BEGIN Data excerpts

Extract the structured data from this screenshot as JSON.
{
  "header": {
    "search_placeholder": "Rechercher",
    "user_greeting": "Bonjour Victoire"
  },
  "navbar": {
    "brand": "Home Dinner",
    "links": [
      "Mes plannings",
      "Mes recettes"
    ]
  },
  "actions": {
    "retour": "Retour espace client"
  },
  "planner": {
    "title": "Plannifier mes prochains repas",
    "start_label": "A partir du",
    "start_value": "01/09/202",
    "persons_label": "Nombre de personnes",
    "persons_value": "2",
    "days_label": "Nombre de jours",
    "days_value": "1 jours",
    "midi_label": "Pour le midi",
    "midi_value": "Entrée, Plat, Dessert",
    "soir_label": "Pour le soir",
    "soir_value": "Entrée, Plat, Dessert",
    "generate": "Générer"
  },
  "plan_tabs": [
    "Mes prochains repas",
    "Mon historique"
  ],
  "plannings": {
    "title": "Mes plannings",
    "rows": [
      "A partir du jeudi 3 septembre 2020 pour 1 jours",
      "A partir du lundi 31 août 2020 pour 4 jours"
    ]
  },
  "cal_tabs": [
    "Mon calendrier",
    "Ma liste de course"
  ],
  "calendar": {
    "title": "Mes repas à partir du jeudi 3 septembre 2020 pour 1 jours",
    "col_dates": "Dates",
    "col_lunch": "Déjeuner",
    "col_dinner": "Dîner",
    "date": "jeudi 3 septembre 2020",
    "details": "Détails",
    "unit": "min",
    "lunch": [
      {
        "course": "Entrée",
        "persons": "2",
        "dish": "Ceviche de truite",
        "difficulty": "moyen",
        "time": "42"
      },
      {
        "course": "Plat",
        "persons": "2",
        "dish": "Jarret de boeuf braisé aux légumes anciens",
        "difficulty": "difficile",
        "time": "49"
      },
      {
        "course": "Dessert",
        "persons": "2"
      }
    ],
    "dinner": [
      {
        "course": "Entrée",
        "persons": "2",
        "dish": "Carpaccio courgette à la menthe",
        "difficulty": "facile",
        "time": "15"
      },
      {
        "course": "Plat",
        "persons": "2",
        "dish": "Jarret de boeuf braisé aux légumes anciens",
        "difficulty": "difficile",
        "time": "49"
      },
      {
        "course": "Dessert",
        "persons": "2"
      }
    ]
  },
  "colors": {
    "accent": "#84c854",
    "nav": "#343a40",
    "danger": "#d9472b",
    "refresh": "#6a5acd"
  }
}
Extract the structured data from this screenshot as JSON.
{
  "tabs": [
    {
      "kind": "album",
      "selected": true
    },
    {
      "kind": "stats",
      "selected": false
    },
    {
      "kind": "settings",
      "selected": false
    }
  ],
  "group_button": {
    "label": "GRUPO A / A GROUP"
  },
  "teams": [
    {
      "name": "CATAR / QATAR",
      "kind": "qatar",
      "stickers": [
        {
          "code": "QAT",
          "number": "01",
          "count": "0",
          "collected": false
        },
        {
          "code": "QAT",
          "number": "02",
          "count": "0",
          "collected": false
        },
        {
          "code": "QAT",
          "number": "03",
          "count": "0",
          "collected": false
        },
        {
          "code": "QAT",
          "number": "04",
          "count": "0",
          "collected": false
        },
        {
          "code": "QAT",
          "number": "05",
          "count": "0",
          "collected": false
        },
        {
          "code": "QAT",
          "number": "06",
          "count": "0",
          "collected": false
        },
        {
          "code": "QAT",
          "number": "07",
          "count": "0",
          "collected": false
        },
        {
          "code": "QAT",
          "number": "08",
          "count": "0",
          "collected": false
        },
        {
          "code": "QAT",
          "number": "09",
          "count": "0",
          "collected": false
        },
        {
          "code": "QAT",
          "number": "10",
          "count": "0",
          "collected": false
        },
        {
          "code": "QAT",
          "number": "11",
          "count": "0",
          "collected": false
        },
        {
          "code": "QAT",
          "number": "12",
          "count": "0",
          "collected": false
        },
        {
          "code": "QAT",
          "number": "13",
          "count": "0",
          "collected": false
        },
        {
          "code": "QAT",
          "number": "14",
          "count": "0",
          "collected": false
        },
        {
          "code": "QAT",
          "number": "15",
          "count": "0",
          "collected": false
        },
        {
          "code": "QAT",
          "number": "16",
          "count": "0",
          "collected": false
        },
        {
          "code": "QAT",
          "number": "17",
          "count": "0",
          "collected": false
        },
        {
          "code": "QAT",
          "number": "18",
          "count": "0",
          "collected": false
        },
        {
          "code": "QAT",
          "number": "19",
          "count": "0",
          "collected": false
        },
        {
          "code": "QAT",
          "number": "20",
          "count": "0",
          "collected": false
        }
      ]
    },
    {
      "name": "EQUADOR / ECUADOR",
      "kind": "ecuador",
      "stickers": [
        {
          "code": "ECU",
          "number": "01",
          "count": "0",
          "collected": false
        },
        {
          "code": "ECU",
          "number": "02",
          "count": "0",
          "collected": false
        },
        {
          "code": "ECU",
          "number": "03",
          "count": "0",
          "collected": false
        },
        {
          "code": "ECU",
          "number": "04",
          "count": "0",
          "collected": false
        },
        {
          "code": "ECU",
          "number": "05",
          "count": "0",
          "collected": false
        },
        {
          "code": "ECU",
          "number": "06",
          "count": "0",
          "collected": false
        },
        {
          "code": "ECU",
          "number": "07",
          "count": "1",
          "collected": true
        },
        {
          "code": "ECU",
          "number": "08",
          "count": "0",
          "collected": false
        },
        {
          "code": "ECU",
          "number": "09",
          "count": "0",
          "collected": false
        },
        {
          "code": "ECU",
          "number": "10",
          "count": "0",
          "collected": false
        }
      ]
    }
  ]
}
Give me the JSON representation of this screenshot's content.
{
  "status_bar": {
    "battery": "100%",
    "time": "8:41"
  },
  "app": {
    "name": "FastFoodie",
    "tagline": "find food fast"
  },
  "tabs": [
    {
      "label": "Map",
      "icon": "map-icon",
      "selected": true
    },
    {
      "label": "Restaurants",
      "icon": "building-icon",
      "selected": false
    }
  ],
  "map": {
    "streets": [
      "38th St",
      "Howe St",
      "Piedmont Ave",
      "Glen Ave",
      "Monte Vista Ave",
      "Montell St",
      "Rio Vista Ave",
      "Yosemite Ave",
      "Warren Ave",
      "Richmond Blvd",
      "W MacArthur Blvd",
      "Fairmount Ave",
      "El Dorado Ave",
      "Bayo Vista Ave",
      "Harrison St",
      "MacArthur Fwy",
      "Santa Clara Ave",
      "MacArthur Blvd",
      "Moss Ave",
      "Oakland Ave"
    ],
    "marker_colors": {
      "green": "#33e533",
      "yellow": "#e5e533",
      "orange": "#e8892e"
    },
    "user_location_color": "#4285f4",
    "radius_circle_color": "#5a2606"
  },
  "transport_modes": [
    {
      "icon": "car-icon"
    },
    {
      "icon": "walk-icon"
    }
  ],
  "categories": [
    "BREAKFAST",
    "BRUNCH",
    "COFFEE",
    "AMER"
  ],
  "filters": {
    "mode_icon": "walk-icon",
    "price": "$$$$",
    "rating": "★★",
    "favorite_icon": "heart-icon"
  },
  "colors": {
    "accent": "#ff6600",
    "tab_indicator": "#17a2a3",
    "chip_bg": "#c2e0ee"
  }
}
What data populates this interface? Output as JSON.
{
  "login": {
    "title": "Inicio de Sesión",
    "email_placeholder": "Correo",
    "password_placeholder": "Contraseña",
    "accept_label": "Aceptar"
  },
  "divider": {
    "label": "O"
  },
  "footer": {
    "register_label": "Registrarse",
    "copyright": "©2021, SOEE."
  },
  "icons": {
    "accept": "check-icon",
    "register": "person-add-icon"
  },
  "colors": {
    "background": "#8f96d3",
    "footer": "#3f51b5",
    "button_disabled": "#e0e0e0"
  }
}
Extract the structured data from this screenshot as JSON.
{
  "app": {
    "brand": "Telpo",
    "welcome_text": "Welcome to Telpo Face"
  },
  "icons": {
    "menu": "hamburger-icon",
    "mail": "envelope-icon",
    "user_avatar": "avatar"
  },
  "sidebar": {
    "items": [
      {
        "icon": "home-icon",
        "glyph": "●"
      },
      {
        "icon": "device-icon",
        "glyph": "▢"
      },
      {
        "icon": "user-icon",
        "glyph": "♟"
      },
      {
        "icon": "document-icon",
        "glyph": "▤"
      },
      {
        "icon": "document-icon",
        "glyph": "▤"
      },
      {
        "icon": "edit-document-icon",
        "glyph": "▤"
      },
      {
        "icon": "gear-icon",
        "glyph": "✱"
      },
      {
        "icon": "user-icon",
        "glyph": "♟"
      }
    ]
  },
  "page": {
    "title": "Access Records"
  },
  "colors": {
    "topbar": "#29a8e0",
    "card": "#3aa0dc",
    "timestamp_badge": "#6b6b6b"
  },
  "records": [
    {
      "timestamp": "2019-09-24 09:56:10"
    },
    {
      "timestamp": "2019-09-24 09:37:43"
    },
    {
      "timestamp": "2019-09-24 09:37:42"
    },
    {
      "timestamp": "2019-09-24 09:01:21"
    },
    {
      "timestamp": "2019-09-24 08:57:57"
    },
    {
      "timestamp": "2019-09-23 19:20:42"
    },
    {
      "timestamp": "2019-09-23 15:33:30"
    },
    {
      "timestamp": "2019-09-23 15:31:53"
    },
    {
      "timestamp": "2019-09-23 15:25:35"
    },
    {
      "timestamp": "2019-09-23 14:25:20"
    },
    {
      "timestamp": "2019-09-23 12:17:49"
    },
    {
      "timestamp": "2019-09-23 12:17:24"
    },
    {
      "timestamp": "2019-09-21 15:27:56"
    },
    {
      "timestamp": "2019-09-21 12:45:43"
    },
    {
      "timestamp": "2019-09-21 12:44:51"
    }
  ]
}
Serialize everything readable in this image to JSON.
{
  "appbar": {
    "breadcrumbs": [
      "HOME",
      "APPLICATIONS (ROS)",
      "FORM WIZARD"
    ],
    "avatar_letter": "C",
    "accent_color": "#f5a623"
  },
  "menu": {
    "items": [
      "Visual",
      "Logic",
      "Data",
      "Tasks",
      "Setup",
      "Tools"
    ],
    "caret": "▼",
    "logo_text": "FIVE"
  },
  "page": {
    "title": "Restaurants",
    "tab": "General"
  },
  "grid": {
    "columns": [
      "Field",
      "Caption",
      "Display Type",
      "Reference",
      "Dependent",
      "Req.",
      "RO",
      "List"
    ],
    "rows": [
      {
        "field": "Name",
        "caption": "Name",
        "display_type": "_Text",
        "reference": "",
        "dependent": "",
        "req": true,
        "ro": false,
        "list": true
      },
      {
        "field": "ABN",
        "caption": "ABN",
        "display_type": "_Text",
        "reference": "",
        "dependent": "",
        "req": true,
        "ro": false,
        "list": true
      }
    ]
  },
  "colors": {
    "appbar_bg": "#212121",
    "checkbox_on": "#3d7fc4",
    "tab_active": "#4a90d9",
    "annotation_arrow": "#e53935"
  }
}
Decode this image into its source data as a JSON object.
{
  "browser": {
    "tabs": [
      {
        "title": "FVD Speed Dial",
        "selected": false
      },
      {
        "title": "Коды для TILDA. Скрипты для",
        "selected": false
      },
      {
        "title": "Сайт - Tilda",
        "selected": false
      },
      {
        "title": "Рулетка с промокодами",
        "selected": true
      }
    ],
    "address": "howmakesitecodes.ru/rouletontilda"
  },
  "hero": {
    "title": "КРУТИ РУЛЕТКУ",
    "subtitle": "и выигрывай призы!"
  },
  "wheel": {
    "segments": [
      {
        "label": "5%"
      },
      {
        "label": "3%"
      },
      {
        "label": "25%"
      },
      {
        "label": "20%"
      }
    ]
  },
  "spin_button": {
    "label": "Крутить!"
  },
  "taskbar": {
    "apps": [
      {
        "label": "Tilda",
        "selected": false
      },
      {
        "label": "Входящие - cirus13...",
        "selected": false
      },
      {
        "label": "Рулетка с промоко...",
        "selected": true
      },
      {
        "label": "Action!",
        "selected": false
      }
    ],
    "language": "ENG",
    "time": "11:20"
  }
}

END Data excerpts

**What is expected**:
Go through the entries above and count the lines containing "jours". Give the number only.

**Solution to the exercise**:
5